- **PROBLEM REQUIREMENTS**
In how many lines of these records does the word "Processing" appear? Give the number by itself.

(Excerpts from an interface dataset)

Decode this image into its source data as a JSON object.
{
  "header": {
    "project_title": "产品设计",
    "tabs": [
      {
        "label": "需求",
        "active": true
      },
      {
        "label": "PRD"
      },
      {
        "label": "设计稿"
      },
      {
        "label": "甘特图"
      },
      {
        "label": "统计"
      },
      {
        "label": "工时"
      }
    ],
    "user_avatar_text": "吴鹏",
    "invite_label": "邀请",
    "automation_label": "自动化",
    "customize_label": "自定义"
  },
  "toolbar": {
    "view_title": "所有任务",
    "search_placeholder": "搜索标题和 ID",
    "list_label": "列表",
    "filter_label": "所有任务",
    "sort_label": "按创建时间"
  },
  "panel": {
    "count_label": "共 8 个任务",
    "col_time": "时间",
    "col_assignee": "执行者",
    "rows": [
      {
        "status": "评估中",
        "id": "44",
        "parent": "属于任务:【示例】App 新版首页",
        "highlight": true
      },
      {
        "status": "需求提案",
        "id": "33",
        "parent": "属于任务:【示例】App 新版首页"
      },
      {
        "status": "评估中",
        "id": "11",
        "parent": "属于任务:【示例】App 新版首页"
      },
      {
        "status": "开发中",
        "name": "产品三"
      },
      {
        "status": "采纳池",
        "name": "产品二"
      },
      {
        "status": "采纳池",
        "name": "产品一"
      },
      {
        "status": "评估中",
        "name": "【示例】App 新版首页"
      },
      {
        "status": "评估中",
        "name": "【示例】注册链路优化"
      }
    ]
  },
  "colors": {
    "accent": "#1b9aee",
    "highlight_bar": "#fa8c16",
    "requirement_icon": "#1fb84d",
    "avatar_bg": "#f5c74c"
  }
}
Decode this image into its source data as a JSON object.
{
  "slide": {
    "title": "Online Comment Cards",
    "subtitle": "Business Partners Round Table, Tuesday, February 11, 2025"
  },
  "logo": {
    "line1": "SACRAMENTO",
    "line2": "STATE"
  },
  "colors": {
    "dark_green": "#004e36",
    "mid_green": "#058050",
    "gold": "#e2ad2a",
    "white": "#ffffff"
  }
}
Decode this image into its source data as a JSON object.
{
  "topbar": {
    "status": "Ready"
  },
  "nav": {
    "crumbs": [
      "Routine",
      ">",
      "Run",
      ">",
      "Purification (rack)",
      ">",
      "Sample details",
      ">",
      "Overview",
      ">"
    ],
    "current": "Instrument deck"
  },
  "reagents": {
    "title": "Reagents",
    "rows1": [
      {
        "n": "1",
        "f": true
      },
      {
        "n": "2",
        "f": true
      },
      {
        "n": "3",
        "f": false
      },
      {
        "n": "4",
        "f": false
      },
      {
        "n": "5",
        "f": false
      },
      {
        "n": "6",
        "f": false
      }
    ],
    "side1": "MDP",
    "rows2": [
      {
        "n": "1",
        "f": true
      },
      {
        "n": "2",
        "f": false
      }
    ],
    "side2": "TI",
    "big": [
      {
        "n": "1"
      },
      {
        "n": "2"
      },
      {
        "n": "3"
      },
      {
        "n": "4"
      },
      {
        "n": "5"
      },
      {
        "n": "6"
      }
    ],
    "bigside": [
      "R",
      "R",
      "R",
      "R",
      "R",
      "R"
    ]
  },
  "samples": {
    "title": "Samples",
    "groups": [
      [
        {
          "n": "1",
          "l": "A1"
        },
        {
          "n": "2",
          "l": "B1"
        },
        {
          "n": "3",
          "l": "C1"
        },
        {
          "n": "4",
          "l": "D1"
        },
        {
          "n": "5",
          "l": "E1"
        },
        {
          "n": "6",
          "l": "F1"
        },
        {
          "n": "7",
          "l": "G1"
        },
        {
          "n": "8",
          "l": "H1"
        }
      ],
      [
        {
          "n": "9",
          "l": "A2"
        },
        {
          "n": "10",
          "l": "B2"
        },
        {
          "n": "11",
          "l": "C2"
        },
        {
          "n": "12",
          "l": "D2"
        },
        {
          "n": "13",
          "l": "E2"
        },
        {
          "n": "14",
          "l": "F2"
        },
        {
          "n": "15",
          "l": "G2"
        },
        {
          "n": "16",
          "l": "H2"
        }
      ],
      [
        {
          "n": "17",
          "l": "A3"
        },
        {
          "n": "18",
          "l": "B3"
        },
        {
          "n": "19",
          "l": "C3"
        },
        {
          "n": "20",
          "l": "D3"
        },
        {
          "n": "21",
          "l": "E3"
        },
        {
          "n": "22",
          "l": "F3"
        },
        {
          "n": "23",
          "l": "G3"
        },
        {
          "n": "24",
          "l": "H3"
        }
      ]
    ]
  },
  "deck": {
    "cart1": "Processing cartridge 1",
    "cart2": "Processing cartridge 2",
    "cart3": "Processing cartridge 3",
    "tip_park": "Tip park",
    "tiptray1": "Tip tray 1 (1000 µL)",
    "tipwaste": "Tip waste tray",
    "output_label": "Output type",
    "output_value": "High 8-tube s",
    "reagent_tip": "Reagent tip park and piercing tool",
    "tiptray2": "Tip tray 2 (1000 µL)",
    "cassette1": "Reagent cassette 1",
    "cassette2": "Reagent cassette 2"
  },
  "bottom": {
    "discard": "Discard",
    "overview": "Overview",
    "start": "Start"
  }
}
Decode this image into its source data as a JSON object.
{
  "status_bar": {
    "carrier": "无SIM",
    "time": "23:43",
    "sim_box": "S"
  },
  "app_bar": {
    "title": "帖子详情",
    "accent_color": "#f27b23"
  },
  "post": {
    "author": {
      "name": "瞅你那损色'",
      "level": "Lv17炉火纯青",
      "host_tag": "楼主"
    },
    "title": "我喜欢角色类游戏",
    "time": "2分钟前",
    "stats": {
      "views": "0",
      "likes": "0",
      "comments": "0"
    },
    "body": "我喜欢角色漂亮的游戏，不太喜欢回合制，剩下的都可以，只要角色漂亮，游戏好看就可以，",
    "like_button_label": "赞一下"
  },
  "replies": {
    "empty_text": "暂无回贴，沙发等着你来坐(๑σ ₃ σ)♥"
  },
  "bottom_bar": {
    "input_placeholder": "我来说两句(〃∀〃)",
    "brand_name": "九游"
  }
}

- **OUTPUT BELOW**
3